_TASK GOAL:_ Your answer should be every line with the word "Singh", copied from the data below.

*** Opening of DATASET ENTRIES ***

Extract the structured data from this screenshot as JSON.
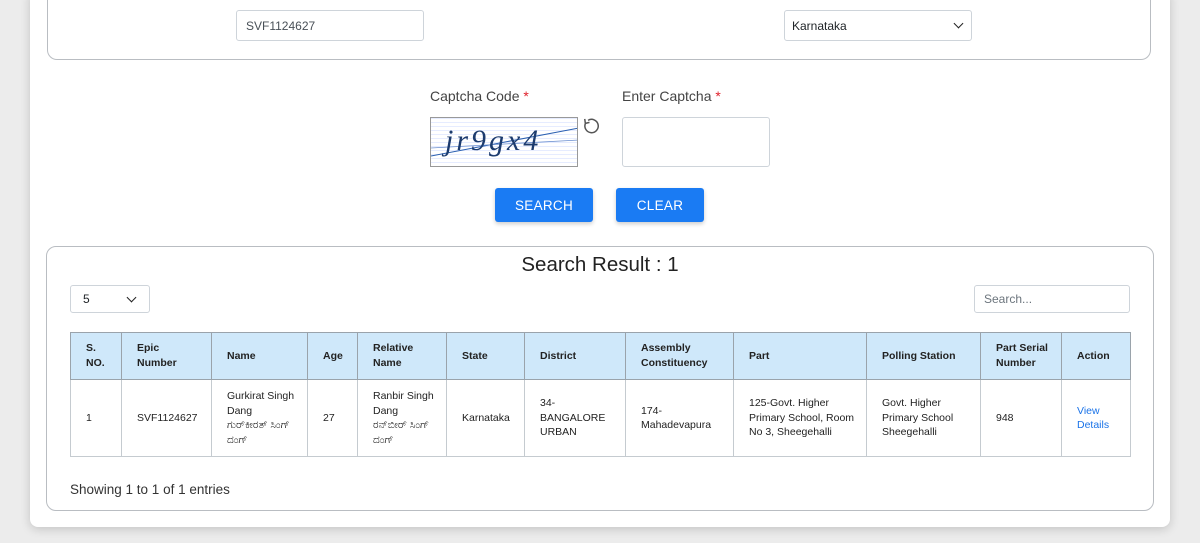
{
  "form": {
    "epic_value": "SVF1124627",
    "state_selected": "Karnataka",
    "captcha_label": "Captcha Code",
    "enter_captcha_label": "Enter Captcha",
    "required_mark": "*",
    "captcha_text": "jr9gx4",
    "search_label": "SEARCH",
    "clear_label": "CLEAR"
  },
  "results": {
    "title": "Search Result : 1",
    "page_length": "5",
    "search_placeholder": "Search...",
    "columns": [
      "S. NO.",
      "Epic Number",
      "Name",
      "Age",
      "Relative Name",
      "State",
      "District",
      "Assembly Constituency",
      "Part",
      "Polling Station",
      "Part Serial Number",
      "Action"
    ],
    "rows": [
      {
        "sno": "1",
        "epic": "SVF1124627",
        "name": "Gurkirat Singh Dang",
        "name_local": "ಗುರ್‌ಕೀರತ್ ಸಿಂಗ್ ದಂಗ್",
        "age": "27",
        "relative_name": "Ranbir Singh Dang",
        "relative_name_local": "ರನ್‌ಬೀರ್ ಸಿಂಗ್ ದಂಗ್",
        "state": "Karnataka",
        "district": "34-BANGALORE URBAN",
        "assembly": "174-Mahadevapura",
        "part": "125-Govt. Higher Primary School, Room No 3, Sheegehalli",
        "polling_station": "Govt. Higher Primary School Sheegehalli",
        "part_serial": "948",
        "action": "View Details"
      }
    ],
    "info": "Showing 1 to 1 of 1 entries"
  },
  "colors": {
    "primary": "#1a7bf3",
    "header_bg": "#cfe8fa",
    "link": "#1a73e8",
    "required": "#e0202b"
  },
  "icons": [
    "refresh-icon",
    "chevron-down-icon"
  ]
}
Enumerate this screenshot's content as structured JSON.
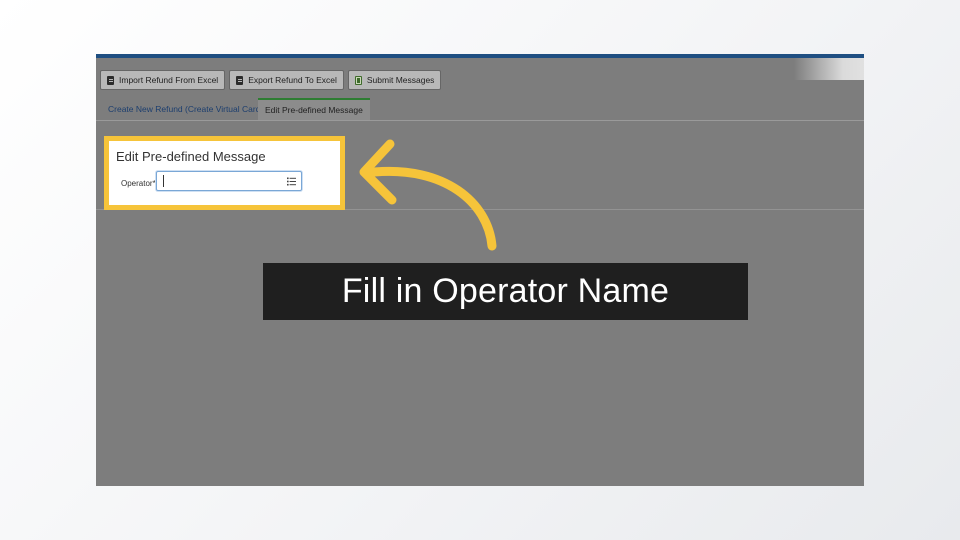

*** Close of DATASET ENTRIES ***

_ANSWER TO THIS EXERCISE:_
        "name": "Gurkirat Singh Dang",
        "relative_name": "Ranbir Singh Dang",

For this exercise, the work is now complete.